He said that together Canada and the U.S. can ensure that high standards are included in the TPP on such issues as investment, regulatory cooperation, state-owned enterprises and labor, further deepening the Canada-U.S. trade and investment partnership.

As Fast spoke, trade delegations from Asia Pacific and the Americas gathered in Dallas, Texas for a 9th round of negotiations on the TPP at a suburban Dallas hotel.

The TPP is a free trade agreement currently being negotiated among nine Asia-Pacific economies, including the United States.

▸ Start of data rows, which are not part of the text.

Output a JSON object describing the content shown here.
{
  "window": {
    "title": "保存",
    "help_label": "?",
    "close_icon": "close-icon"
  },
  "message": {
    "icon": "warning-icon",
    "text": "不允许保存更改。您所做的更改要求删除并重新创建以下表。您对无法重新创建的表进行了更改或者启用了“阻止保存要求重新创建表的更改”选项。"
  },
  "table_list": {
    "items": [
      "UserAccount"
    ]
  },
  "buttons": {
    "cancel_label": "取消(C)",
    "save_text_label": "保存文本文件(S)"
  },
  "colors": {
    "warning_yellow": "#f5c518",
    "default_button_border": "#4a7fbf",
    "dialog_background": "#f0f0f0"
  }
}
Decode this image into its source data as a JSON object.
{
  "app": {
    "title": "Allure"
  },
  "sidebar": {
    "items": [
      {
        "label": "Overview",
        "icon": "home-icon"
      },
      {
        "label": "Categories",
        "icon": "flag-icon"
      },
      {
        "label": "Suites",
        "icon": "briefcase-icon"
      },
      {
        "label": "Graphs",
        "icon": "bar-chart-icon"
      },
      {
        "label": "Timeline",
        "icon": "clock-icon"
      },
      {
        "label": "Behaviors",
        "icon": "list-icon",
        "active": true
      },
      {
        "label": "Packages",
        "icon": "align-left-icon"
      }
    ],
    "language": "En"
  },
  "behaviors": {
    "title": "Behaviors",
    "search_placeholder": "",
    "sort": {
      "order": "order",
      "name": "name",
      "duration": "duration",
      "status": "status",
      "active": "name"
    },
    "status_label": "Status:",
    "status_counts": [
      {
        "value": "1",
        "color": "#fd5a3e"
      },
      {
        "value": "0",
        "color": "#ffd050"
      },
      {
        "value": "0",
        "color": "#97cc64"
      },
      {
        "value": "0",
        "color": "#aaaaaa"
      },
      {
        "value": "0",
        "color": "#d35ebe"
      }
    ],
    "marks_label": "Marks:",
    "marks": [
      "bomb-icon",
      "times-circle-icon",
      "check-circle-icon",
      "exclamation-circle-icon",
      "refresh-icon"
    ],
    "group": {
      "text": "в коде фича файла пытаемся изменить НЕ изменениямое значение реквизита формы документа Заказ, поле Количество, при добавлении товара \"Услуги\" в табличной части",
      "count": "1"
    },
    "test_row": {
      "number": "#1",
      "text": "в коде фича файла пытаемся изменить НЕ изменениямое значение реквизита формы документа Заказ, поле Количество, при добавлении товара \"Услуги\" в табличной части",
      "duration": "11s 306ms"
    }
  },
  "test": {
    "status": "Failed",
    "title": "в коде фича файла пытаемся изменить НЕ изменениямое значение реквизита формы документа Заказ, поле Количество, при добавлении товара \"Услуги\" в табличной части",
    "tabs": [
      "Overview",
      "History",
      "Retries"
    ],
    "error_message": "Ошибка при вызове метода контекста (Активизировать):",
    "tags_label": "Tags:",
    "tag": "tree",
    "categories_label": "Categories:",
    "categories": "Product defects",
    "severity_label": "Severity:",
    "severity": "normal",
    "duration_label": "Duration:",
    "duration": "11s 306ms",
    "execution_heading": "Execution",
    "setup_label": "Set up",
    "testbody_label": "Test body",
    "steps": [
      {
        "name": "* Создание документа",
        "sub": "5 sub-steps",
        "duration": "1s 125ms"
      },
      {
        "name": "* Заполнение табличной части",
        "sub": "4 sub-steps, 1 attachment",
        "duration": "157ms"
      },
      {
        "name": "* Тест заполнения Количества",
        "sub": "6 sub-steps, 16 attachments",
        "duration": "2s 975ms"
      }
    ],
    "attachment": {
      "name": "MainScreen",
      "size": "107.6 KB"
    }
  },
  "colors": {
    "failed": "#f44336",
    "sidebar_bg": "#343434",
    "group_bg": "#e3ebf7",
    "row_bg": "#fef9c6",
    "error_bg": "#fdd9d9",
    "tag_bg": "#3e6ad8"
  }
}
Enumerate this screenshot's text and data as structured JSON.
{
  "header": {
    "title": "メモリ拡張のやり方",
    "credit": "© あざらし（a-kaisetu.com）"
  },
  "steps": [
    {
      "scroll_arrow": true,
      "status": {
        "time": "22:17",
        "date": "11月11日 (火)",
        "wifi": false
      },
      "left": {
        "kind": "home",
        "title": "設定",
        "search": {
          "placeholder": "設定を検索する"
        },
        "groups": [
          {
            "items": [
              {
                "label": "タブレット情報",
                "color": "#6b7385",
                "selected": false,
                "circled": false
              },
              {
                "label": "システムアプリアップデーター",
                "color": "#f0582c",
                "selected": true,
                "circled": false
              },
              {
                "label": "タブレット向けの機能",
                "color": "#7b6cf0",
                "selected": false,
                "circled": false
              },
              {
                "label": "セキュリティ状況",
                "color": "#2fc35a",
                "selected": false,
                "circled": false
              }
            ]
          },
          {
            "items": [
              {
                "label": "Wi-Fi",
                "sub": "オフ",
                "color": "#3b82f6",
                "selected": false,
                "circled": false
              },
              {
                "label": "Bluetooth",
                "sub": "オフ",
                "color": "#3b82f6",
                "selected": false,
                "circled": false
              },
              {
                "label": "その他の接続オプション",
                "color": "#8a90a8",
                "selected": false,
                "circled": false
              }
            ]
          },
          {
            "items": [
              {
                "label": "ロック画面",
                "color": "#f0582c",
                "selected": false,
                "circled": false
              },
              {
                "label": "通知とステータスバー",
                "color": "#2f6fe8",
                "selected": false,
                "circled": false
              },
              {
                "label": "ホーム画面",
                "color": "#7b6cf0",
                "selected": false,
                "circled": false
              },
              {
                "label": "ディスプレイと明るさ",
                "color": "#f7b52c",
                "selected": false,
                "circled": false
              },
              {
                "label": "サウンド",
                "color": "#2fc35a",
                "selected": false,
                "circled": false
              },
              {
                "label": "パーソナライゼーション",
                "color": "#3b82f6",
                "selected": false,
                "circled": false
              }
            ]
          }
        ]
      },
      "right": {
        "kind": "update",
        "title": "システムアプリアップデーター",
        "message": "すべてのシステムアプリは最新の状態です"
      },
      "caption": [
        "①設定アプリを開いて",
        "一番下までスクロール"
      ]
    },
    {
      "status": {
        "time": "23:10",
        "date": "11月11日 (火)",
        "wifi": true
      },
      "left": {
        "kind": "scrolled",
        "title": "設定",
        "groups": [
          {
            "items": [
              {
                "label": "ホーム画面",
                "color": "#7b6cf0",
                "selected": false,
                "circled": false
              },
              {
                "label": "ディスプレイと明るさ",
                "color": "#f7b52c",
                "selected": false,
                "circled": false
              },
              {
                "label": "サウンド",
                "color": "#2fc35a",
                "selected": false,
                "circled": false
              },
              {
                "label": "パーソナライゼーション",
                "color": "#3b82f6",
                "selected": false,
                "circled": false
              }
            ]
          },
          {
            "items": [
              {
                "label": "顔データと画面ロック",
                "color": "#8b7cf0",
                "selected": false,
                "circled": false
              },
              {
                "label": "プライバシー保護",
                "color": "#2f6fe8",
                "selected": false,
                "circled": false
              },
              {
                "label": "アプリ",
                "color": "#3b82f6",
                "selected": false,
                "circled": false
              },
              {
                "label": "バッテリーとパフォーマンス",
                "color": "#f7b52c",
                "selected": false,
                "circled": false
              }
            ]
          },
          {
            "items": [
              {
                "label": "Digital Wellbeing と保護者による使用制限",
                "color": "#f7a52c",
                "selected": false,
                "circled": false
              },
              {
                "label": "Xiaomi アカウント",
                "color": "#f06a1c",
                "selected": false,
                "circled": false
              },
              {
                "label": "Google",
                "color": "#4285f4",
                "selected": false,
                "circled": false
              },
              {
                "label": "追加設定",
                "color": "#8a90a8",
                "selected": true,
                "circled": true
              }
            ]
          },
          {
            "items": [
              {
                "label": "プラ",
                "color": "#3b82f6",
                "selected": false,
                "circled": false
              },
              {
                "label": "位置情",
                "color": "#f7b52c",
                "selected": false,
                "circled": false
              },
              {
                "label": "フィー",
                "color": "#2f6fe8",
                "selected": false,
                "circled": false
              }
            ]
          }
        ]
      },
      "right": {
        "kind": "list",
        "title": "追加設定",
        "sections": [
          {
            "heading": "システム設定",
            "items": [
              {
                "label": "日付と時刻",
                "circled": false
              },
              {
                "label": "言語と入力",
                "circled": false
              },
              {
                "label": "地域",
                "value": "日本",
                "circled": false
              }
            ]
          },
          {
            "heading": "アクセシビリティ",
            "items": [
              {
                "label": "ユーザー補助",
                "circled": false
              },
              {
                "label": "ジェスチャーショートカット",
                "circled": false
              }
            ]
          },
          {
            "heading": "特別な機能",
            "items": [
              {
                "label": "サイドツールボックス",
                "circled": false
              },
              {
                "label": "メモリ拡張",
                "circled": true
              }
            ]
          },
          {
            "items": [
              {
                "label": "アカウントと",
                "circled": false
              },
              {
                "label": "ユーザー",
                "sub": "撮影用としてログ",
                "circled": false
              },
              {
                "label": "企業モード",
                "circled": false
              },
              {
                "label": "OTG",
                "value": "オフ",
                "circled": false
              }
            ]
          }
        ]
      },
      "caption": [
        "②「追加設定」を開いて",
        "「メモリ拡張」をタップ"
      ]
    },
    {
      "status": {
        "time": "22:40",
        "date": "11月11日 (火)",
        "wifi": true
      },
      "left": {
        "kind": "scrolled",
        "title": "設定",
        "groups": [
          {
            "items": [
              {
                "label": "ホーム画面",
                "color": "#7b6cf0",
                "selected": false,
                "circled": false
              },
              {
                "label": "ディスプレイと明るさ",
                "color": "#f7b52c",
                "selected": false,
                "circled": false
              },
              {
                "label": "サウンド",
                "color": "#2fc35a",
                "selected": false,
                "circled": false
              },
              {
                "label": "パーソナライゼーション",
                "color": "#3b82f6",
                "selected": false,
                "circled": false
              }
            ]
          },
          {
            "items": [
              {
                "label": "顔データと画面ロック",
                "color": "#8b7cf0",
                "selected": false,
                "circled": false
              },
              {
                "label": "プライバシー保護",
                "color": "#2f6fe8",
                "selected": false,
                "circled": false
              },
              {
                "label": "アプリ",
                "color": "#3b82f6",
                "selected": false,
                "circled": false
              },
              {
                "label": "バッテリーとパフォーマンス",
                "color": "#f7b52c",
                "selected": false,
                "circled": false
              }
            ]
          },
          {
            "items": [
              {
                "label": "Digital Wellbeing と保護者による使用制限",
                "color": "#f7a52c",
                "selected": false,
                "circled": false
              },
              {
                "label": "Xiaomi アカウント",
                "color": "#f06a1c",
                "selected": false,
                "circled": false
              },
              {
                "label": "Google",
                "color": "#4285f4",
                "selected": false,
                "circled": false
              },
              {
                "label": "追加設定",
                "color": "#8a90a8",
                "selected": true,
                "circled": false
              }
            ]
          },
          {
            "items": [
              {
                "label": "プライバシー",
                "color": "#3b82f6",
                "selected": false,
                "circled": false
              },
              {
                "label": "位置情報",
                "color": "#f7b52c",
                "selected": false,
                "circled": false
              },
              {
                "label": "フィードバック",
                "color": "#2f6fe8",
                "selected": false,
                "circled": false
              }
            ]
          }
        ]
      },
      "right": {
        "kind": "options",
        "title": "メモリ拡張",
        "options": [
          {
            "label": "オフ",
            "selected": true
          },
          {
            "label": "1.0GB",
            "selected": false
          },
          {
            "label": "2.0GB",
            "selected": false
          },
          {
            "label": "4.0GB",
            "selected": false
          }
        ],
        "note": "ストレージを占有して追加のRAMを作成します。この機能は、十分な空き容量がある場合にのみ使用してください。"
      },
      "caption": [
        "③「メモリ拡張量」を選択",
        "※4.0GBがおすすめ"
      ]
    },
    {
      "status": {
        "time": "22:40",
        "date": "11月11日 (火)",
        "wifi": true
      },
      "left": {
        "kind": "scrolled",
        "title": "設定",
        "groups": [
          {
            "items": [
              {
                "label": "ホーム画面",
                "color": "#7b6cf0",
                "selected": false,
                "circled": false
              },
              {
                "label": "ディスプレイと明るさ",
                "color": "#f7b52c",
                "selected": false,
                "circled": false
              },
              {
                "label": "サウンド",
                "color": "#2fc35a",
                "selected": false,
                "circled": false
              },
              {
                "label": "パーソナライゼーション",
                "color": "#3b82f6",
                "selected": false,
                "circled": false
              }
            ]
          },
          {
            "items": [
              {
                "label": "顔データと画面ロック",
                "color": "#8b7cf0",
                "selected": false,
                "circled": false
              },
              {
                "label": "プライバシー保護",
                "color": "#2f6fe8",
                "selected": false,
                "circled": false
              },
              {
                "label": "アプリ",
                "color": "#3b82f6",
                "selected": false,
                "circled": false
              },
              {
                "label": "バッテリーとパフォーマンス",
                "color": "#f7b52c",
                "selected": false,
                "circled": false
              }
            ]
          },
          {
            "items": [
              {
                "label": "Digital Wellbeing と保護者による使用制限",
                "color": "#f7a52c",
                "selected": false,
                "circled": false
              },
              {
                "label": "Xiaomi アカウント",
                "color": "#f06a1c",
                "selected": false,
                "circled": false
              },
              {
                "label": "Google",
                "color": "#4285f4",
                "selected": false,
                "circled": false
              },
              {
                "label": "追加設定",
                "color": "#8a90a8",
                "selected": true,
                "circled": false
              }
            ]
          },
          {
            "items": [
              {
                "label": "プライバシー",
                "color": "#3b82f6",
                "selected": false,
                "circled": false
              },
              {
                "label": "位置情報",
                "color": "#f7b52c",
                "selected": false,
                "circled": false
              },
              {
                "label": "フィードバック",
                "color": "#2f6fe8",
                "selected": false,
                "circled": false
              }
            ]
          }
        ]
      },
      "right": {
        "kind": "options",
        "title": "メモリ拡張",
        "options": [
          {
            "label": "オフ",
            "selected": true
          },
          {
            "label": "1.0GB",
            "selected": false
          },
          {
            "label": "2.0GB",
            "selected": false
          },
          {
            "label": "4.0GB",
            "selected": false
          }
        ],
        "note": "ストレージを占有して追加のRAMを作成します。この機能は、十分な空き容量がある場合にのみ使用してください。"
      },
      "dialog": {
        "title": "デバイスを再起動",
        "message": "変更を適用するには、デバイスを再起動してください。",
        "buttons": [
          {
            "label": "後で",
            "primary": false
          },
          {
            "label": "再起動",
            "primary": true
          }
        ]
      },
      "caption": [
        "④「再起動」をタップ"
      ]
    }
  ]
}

As a free trade leader on the world stage, Canada is seeking entry into the negotiations.

Fast said this initiative is also consistent with the Harper government’s active, ongoing and growing presence in the Asia-Pacific region.

“With both Canada and the United States at the negotiating table, we can build the TPP together, leverage Canada-United States competitive advantages and create jobs, growth and prosperity for Canadians and Americans alike,” Fast said in his address.

“A deeper partnership between Canada and the United States would also help Americans reach President Obama’s goal of doubling U.S. exports by 2015.

Obama’s National Export Initiative issued in 2009 is an attempt to double U.S. exports every five years vs. the historical average of every decade.

“With U.S. exports to Canada almost three times greater than U.S. exports to all current TPP members combined, even a modest increase in exports to Canada will benefit American workers across the country, as well as the families that rely on cross-border businesses for their livelihoods,” Fast said.

Since 2006, Canada has concluded free trade agreements with nine countries and is negotiating many more, including with the European Union and India.

He noted the Harper government also has eliminated more than 1,800 tariffs, including all tariffs on imported machinery, equipment and manufacturing inputs, making Canada the first tariff-free zone in the G-20 group of industrialized nations for manufacturers.